What approach is used impacts how the content delivery system defines a “chunk” of content — the colloquial name for a content component or variable. This has significant implications for the detail that is presented, and the agility with which content can match specific needs.

Different approaches to delivering content variations are solving different problems.

The two main issues at play in adaptive content are:

  1. How significant is the content variation that is expected?
  2. How much lead time is needed to deliver that variation?

The more significant the variant in content that is required, the longer the lead time needed to provide it.  If we consider adaptive content in terms of scope and speed, this implies narrow adaptation offers fast adaptation, and that broad adaptation entails slow adaptation.  While it makes sense intuitively that global changes aren’t possible instantly, it’s worth understanding why that is in the context of today’s approaches to content variation.

First, consider the case of structural variation in content. Structure involves large chunks of content.  Adaptive content can change the structure of the content, making choices about what chunks of content to display.  This type of adaptation involves the configuration of content.  Let’s refer to large chunks of content as sections.  Configuration involves selecting sections to include in different scenarios, and which variant of a section to use.  Sections may have dependencies: if including  one section, related detailed sections will be included as well.  Sectional content can entail a lot of nesting.

Structural variation is often used to provide customized content to known segments.  XML is often used to describe the structure of content involving complex variations.  XML is quite capable when describing content sections, but it is hard to manipulate, due to the deeply nested structure involved.  XSLT is used to transform the structure into variations, but it is slow as molasses.  Many developers are impatient with XSLT, and few users would tolerate the latency involved with getting an adaptation on demand.  Structural adaptation tends to be used for planned variations that have a long lead time.

Next, consider the assembly of content when it is requested by the user — on the loading of a web page. This stage offers a different range of adaptive possibilities linked to the context associated with the session.    Session-based content adaptation can be based on IP, browser or cookie information.  Some of the variation may be global (language or region displayed) while other variations involve swapping out the content for a section (returning visitors see this message).    Some pseudo personalization is possible within content sections by providing targeted messages within larger chunks of static content.

Finally, adaptive content can happen in real-time.  The lead time has shrunk to zero, and the range of adaptation is more limited as well.  The motivation is to have content continuously refresh to reflect the desires of users.  Adaptation is fast, but narrow. Instead of changing the structure of content, real-time adaptation changes variables while keeping the structure fixed.

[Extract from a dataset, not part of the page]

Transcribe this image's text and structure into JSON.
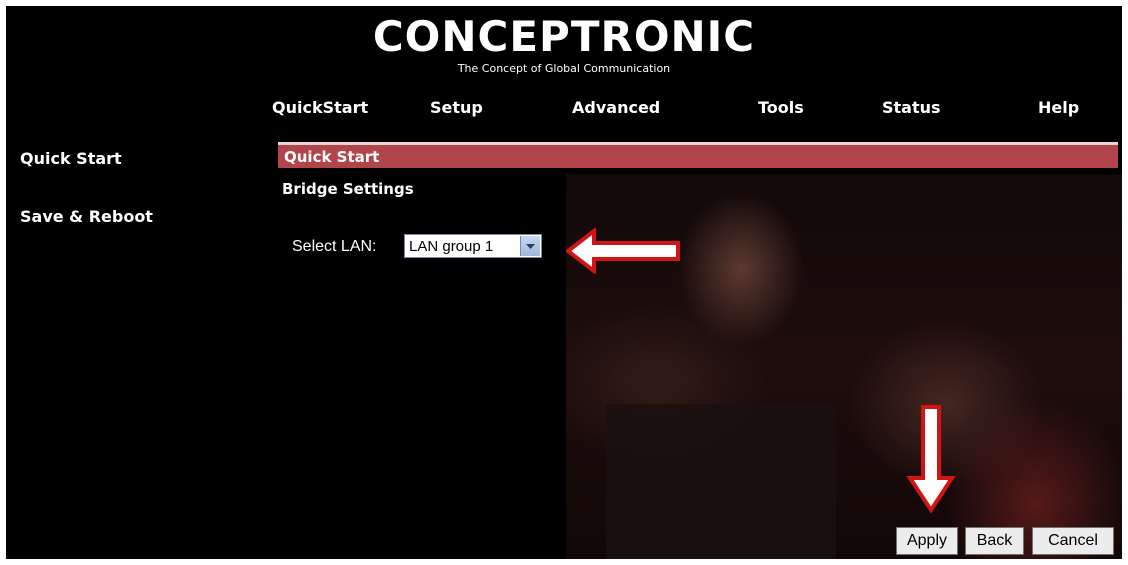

It is easier to swap out small chunks of text such as variables or finely structured data in real-time than it is to do quick iterative adaptations of large chunks such as sections.  JSON and Javascript are designed to manipulate discrete, easily identified objects quickly.  Large chunks of content may not parse easily in JavaScript, and can seem to jump around on the screen. Single page applications can avoid page refreshes because the content structure is stable: only the details change. They deliver a changing “payload” to a defined content region.  Data tables change easily in real time.  Single page applications can swap out elements that can be easily and quickly identified — without extensive computation.

Conclusion

Content adaptation can be a three stage process, involving different sets of technologies, and different levels of content.

The longer the lead time, the more elaborate the customization possible. When discussing adaptive content, it’s important to distinguish adaptation in terms of scope, and immediacy.

A longer-term challenge will be how to integrate different approaches to provide the customization and flexibility users seek in content.

— Michael Andrews